» **REQUIRED WORK**
Would you please copy each line of the listing that mentions "default"?
· · ·
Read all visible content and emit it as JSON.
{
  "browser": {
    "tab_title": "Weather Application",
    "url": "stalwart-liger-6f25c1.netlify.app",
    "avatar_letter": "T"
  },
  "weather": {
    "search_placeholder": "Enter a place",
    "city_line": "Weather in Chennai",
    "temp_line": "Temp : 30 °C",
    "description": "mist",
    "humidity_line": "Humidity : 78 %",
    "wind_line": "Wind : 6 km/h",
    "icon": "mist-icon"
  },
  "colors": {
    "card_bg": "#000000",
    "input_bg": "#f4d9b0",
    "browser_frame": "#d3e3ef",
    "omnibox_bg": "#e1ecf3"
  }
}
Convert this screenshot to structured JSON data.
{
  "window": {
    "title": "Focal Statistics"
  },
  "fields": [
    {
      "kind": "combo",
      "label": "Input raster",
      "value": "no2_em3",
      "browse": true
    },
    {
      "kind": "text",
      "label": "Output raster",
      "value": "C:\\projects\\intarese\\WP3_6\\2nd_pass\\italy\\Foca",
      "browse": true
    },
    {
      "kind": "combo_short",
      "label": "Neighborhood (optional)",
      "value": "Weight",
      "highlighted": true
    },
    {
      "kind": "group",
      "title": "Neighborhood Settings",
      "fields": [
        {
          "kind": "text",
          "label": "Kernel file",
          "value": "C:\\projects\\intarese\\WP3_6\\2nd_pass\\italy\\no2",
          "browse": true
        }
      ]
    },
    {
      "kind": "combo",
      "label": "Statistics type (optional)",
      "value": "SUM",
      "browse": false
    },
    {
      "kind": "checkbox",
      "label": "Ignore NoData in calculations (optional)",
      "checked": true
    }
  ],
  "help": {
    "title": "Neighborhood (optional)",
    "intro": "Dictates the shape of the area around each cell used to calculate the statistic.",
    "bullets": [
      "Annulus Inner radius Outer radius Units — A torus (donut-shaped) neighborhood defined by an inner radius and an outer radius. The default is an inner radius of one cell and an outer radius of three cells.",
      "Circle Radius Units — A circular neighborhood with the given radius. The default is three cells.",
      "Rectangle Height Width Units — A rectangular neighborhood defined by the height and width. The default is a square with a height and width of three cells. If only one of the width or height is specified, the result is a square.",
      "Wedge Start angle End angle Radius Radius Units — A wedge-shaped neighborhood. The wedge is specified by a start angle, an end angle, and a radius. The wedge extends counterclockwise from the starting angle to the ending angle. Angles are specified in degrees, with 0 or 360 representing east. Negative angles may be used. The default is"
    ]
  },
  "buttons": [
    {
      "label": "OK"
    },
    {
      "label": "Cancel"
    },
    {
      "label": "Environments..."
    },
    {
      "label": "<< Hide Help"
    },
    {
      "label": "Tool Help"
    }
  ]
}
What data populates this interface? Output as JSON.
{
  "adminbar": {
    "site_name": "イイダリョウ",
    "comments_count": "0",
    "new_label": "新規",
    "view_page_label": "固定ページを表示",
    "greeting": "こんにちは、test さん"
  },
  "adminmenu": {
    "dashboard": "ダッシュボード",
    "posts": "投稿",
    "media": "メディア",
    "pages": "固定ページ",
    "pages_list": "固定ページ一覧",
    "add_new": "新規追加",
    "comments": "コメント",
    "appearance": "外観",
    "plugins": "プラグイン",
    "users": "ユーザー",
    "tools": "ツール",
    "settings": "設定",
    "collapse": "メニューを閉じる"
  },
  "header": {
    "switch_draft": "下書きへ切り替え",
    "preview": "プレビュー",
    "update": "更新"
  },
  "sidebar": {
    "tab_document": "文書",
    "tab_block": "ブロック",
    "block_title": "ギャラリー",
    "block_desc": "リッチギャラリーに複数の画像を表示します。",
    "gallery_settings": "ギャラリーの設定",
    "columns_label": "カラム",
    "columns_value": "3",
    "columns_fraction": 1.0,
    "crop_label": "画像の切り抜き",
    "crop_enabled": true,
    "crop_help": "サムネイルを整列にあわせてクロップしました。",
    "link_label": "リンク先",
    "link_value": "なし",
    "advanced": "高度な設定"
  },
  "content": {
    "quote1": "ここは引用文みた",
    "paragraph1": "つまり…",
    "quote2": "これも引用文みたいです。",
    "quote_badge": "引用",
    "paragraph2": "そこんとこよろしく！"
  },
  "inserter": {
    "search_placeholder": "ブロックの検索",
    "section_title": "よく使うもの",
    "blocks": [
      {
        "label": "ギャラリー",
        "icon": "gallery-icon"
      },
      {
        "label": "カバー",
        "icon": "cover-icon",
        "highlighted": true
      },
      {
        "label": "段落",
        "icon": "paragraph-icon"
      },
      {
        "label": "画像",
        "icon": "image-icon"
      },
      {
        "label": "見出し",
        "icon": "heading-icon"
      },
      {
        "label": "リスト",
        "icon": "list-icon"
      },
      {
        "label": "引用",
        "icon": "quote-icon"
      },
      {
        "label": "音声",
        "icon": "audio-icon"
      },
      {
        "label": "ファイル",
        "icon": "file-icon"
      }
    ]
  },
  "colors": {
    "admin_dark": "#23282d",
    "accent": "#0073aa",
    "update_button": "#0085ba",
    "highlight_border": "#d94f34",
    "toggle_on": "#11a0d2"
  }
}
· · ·
» **REPLY TO THE TASK**
      "Annulus Inner radius Outer radius Units — A torus (donut-shaped) neighborhood defined by an inner radius and an outer radius. The default is an inner radius of one cell and an outer radius of three cells.",
      "Circle Radius Units — A circular neighborhood with the given radius. The default is three cells.",
      "Rectangle Height Width Units — A rectangular neighborhood defined by the height and width. The default is a square with a height and width of three cells. If only one of the width or height is specified, the result is a square.",
      "Wedge Start angle End angle Radius Radius Units — A wedge-shaped neighborhood. The wedge is specified by a start angle, an end angle, and a radius. The wedge extends counterclockwise from the starting angle to the ending angle. Angles are specified in degrees, with 0 or 360 representing east. Negative angles may be used. The default is"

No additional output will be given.